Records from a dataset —
☆ ☆ ☆ ☆ ☆
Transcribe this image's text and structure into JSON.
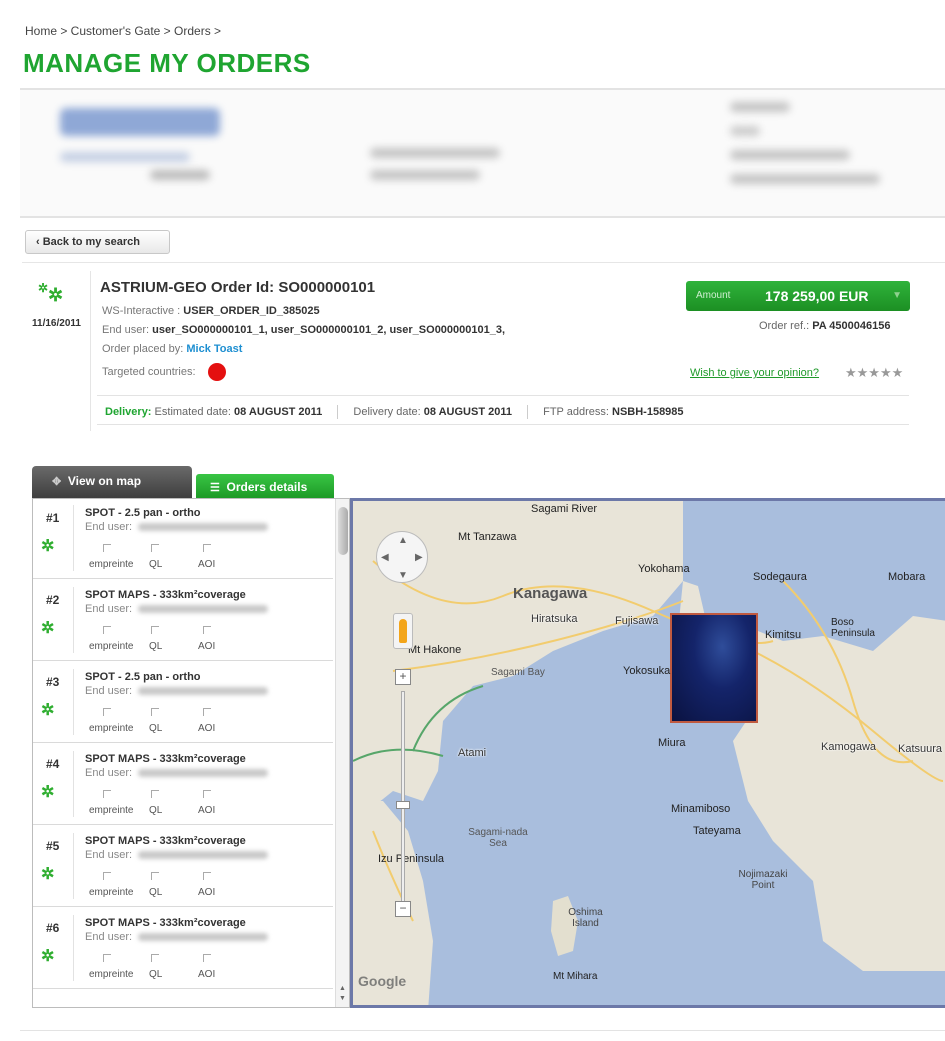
{
  "breadcrumb": "Home > Customer's Gate > Orders >",
  "page_title": "MANAGE MY ORDERS",
  "back_button": "Back to my search",
  "order": {
    "date": "11/16/2011",
    "title": "ASTRIUM-GEO Order Id: SO000000101",
    "ws_label": "WS-Interactive : ",
    "ws_value": "USER_ORDER_ID_385025",
    "end_user_label": "End user: ",
    "end_user_value": "user_SO000000101_1, user_SO000000101_2, user_SO000000101_3,",
    "placed_by_label": "Order placed by: ",
    "placed_by_value": "Mick Toast",
    "countries_label": "Targeted countries:",
    "amount_label": "Amount",
    "amount_value": "178 259,00 EUR",
    "order_ref_label": "Order ref.: ",
    "order_ref_value": "PA 4500046156",
    "opinion_link": "Wish to give your opinion?",
    "stars": "★★★★★",
    "delivery": {
      "label": "Delivery:",
      "estimated_label": "Estimated date: ",
      "estimated_value": "08 AUGUST 2011",
      "delivery_date_label": "Delivery date: ",
      "delivery_date_value": "08 AUGUST 2011",
      "ftp_label": "FTP address: ",
      "ftp_value": "NSBH-158985"
    }
  },
  "tabs": {
    "map": "View on map",
    "details": "Orders details"
  },
  "items": [
    {
      "num": "#1",
      "title": "SPOT - 2.5 pan - ortho",
      "end_user_label": "End user:",
      "checkboxes": [
        "empreinte",
        "QL",
        "AOI"
      ]
    },
    {
      "num": "#2",
      "title": "SPOT MAPS - 333km²coverage",
      "end_user_label": "End user:",
      "checkboxes": [
        "empreinte",
        "QL",
        "AOI"
      ]
    },
    {
      "num": "#3",
      "title": "SPOT - 2.5 pan - ortho",
      "end_user_label": "End user:",
      "checkboxes": [
        "empreinte",
        "QL",
        "AOI"
      ]
    },
    {
      "num": "#4",
      "title": "SPOT MAPS - 333km²coverage",
      "end_user_label": "End user:",
      "checkboxes": [
        "empreinte",
        "QL",
        "AOI"
      ]
    },
    {
      "num": "#5",
      "title": "SPOT MAPS - 333km²coverage",
      "end_user_label": "End user:",
      "checkboxes": [
        "empreinte",
        "QL",
        "AOI"
      ]
    },
    {
      "num": "#6",
      "title": "SPOT MAPS - 333km²coverage",
      "end_user_label": "End user:",
      "checkboxes": [
        "empreinte",
        "QL",
        "AOI"
      ]
    }
  ],
  "map": {
    "labels": {
      "sagami_river": "Sagami River",
      "mt_tanzawa": "Mt Tanzawa",
      "yokohama": "Yokohama",
      "sodegaura": "Sodegaura",
      "mobara": "Mobara",
      "kanagawa": "Kanagawa",
      "hiratsuka": "Hiratsuka",
      "fujisawa": "Fujisawa",
      "kimitsu": "Kimitsu",
      "boso_peninsula": "Boso Peninsula",
      "mt_hakone": "Mt Hakone",
      "sagami_bay": "Sagami Bay",
      "yokosuka": "Yokosuka",
      "miura": "Miura",
      "atami": "Atami",
      "kamogawa": "Kamogawa",
      "katsuura": "Katsuura",
      "minamiboso": "Minamiboso",
      "tateyama": "Tateyama",
      "sagami_nada": "Sagami-nada Sea",
      "izu_peninsula": "Izu Peninsula",
      "nojimazaki": "Nojimazaki Point",
      "oshima": "Oshima Island",
      "mt_mihara": "Mt Mihara",
      "google": "Google"
    }
  },
  "colors": {
    "brand_green": "#1fa531",
    "link_blue": "#1e8fd1",
    "country_dot": "#e41010",
    "map_water": "#a9bedd",
    "map_land": "#e8e4d8"
  }
}
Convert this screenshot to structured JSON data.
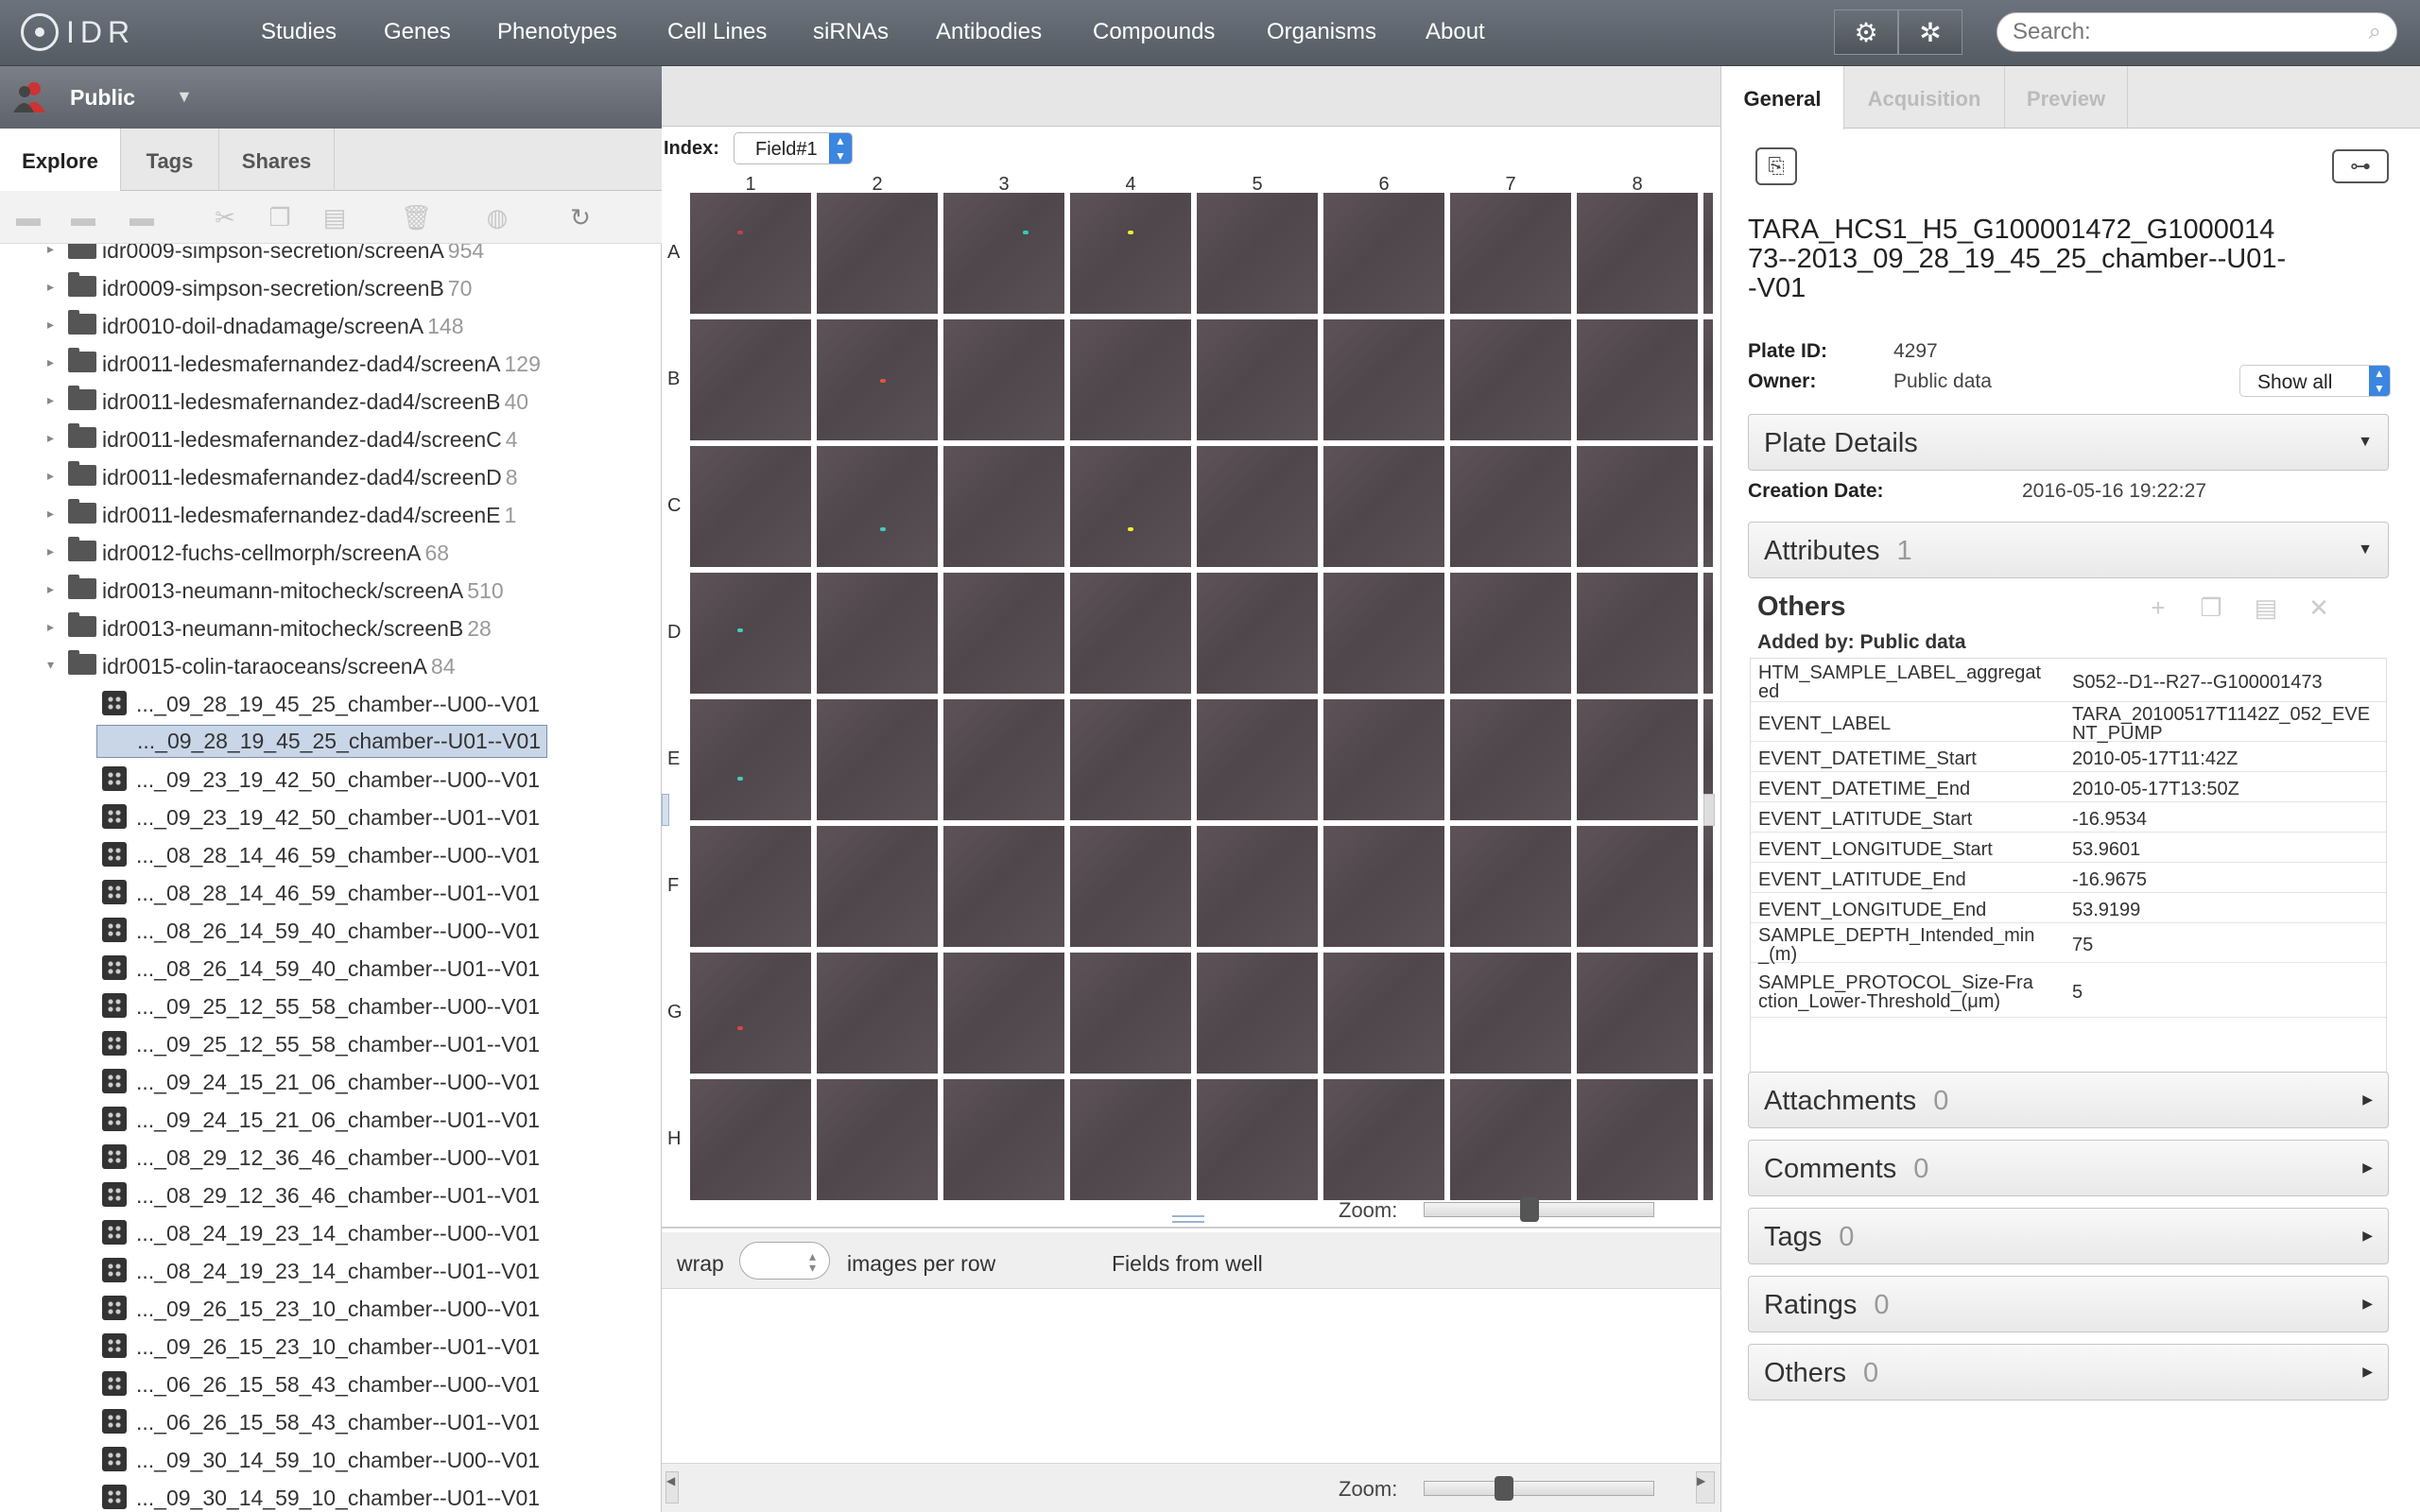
{
  "nav": {
    "logo": "IDR",
    "links": [
      "Studies",
      "Genes",
      "Phenotypes",
      "Cell Lines",
      "siRNAs",
      "Antibodies",
      "Compounds",
      "Organisms",
      "About"
    ],
    "search_placeholder": "Search:"
  },
  "left": {
    "user": "Public",
    "tabs": [
      "Explore",
      "Tags",
      "Shares"
    ],
    "tree": [
      {
        "label": "idr0009-simpson-secretion/screenA",
        "count": "954",
        "type": "folder"
      },
      {
        "label": "idr0009-simpson-secretion/screenB",
        "count": "70",
        "type": "folder"
      },
      {
        "label": "idr0010-doil-dnadamage/screenA",
        "count": "148",
        "type": "folder"
      },
      {
        "label": "idr0011-ledesmafernandez-dad4/screenA",
        "count": "129",
        "type": "folder"
      },
      {
        "label": "idr0011-ledesmafernandez-dad4/screenB",
        "count": "40",
        "type": "folder"
      },
      {
        "label": "idr0011-ledesmafernandez-dad4/screenC",
        "count": "4",
        "type": "folder"
      },
      {
        "label": "idr0011-ledesmafernandez-dad4/screenD",
        "count": "8",
        "type": "folder"
      },
      {
        "label": "idr0011-ledesmafernandez-dad4/screenE",
        "count": "1",
        "type": "folder"
      },
      {
        "label": "idr0012-fuchs-cellmorph/screenA",
        "count": "68",
        "type": "folder"
      },
      {
        "label": "idr0013-neumann-mitocheck/screenA",
        "count": "510",
        "type": "folder"
      },
      {
        "label": "idr0013-neumann-mitocheck/screenB",
        "count": "28",
        "type": "folder"
      },
      {
        "label": "idr0015-colin-taraoceans/screenA",
        "count": "84",
        "type": "folder-open"
      },
      {
        "label": "..._09_28_19_45_25_chamber--U00--V01",
        "count": "",
        "type": "plate"
      },
      {
        "label": "..._09_28_19_45_25_chamber--U01--V01",
        "count": "",
        "type": "plate-selected"
      },
      {
        "label": "..._09_23_19_42_50_chamber--U00--V01",
        "count": "",
        "type": "plate"
      },
      {
        "label": "..._09_23_19_42_50_chamber--U01--V01",
        "count": "",
        "type": "plate"
      },
      {
        "label": "..._08_28_14_46_59_chamber--U00--V01",
        "count": "",
        "type": "plate"
      },
      {
        "label": "..._08_28_14_46_59_chamber--U01--V01",
        "count": "",
        "type": "plate"
      },
      {
        "label": "..._08_26_14_59_40_chamber--U00--V01",
        "count": "",
        "type": "plate"
      },
      {
        "label": "..._08_26_14_59_40_chamber--U01--V01",
        "count": "",
        "type": "plate"
      },
      {
        "label": "..._09_25_12_55_58_chamber--U00--V01",
        "count": "",
        "type": "plate"
      },
      {
        "label": "..._09_25_12_55_58_chamber--U01--V01",
        "count": "",
        "type": "plate"
      },
      {
        "label": "..._09_24_15_21_06_chamber--U00--V01",
        "count": "",
        "type": "plate"
      },
      {
        "label": "..._09_24_15_21_06_chamber--U01--V01",
        "count": "",
        "type": "plate"
      },
      {
        "label": "..._08_29_12_36_46_chamber--U00--V01",
        "count": "",
        "type": "plate"
      },
      {
        "label": "..._08_29_12_36_46_chamber--U01--V01",
        "count": "",
        "type": "plate"
      },
      {
        "label": "..._08_24_19_23_14_chamber--U00--V01",
        "count": "",
        "type": "plate"
      },
      {
        "label": "..._08_24_19_23_14_chamber--U01--V01",
        "count": "",
        "type": "plate"
      },
      {
        "label": "..._09_26_15_23_10_chamber--U00--V01",
        "count": "",
        "type": "plate"
      },
      {
        "label": "..._09_26_15_23_10_chamber--U01--V01",
        "count": "",
        "type": "plate"
      },
      {
        "label": "..._06_26_15_58_43_chamber--U00--V01",
        "count": "",
        "type": "plate"
      },
      {
        "label": "..._06_26_15_58_43_chamber--U01--V01",
        "count": "",
        "type": "plate"
      },
      {
        "label": "..._09_30_14_59_10_chamber--U00--V01",
        "count": "",
        "type": "plate"
      },
      {
        "label": "..._09_30_14_59_10_chamber--U01--V01",
        "count": "",
        "type": "plate"
      }
    ]
  },
  "center": {
    "index_label": "Index:",
    "index_value": "Field#1",
    "columns": [
      "1",
      "2",
      "3",
      "4",
      "5",
      "6",
      "7",
      "8"
    ],
    "rows": [
      "A",
      "B",
      "C",
      "D",
      "E",
      "F",
      "G",
      "H"
    ],
    "zoom_label": "Zoom:",
    "zoom_level_top": 0.45,
    "zoom_level_bottom": 0.33,
    "wrap_label": "wrap",
    "images_per_row_label": "images per row",
    "fields_from_well": "Fields from well"
  },
  "right": {
    "tabs": [
      "General",
      "Acquisition",
      "Preview"
    ],
    "plate_title": "TARA_HCS1_H5_G100001472_G100001473--2013_09_28_19_45_25_chamber--U01--V01",
    "plate_id_label": "Plate ID:",
    "plate_id": "4297",
    "owner_label": "Owner:",
    "owner": "Public data",
    "show_all": "Show all",
    "plate_details": "Plate Details",
    "creation_date_label": "Creation Date:",
    "creation_date": "2016-05-16 19:22:27",
    "attributes": {
      "label": "Attributes",
      "count": "1"
    },
    "others_title": "Others",
    "added_by": "Added by: Public data",
    "map": [
      {
        "k": "HTM_SAMPLE_LABEL_aggregated",
        "v": "S052--D1--R27--G100001473"
      },
      {
        "k": "EVENT_LABEL",
        "v": "TARA_20100517T1142Z_052_EVENT_PUMP"
      },
      {
        "k": "EVENT_DATETIME_Start",
        "v": "2010-05-17T11:42Z"
      },
      {
        "k": "EVENT_DATETIME_End",
        "v": "2010-05-17T13:50Z"
      },
      {
        "k": "EVENT_LATITUDE_Start",
        "v": "-16.9534"
      },
      {
        "k": "EVENT_LONGITUDE_Start",
        "v": "53.9601"
      },
      {
        "k": "EVENT_LATITUDE_End",
        "v": "-16.9675"
      },
      {
        "k": "EVENT_LONGITUDE_End",
        "v": "53.9199"
      },
      {
        "k": "SAMPLE_DEPTH_Intended_min_(m)",
        "v": "75"
      },
      {
        "k": "SAMPLE_PROTOCOL_Size-Fraction_Lower-Threshold_(μm)",
        "v": "5"
      }
    ],
    "sections": [
      {
        "label": "Attachments",
        "count": "0"
      },
      {
        "label": "Comments",
        "count": "0"
      },
      {
        "label": "Tags",
        "count": "0"
      },
      {
        "label": "Ratings",
        "count": "0"
      },
      {
        "label": "Others",
        "count": "0"
      }
    ]
  }
}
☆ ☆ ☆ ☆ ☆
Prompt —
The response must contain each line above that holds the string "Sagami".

Answer below —
      "sagami_river": "Sagami River",
      "sagami_bay": "Sagami Bay",
      "sagami_nada": "Sagami-nada Sea",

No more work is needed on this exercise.